Jacqueline Garza's parents, Trinidad and Ale Garza, opened La Casa Bakery & Cafe in Houston, Texas, about two years ago. The restaurant features her parents' specialties: her father's pan dulce (Mexican pastries) and their home-style Mexican food.
"Everything is made by hand, from the filling in our empanadas to the chips and salsa," she told TODAY Parents.
But recently, Jacqueline noticed her father was having trouble drawing customers to the bakery. "My dad was throwing half of the bread he was making away because it just wasn't selling," she said.
The 18-year-old decided to take matters into her own hands — and to Twitter. "I thought, what better way to reach out to people than on Twitter, since almost everyone has a Twitter account and everything nowadays is done online?" she said.
In early December, Garza posted a plea to Twitter to help save her parents' bakery with an amateur video of her dad making the pan dulce by hand and La Casa's address. Word spread fast: Twitter responded by retweeting her request 67,000 times.
But the support was not just virtual. After Garza's tweet, the bakery saw a significant jump in customer numbers. In fact, business is now about double from what it was before Garza's tweet went viral over a month ago.

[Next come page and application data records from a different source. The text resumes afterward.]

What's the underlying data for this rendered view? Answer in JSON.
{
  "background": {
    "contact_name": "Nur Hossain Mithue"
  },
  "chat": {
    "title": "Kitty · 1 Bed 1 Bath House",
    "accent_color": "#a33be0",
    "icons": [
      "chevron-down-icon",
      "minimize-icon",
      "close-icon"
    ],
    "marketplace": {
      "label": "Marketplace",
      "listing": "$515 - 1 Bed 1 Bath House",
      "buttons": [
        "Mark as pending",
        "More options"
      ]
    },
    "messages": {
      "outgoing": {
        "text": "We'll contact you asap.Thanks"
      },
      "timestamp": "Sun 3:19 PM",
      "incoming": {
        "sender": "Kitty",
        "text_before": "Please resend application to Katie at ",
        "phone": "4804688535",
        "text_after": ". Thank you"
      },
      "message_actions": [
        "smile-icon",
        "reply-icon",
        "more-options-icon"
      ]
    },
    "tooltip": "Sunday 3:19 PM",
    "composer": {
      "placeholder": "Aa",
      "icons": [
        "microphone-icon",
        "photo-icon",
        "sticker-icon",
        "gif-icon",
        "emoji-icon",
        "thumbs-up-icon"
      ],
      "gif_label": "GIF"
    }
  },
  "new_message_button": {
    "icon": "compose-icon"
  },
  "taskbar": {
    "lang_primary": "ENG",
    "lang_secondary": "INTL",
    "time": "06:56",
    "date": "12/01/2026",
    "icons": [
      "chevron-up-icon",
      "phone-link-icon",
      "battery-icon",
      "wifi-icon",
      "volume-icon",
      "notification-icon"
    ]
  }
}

"I'm beyond grateful to have had the amount of support I received, not only from my city, but from around the world!" said Garza. "This definitely shows even though there is always so much bad news, at the end of the day, humans always come together for a greater good, and that really makes me happy."
Several people who heard about Garza's tweet decided to make La Casa a stop in Houston during their travels. "People have told me that they are on vacation but HAD to come visit my restaurant because they wanted to support us before heading home," she said.
Garza is grateful to Twitter and thrilled that she has been able to help her parents. Now that her father's pan dulce flies off the shelves, she feels she has done a greater good too. "I am very proud of exposing the world to our culture and the foods I grew up loving," she said. "It's more than just bread; it's a form of art!"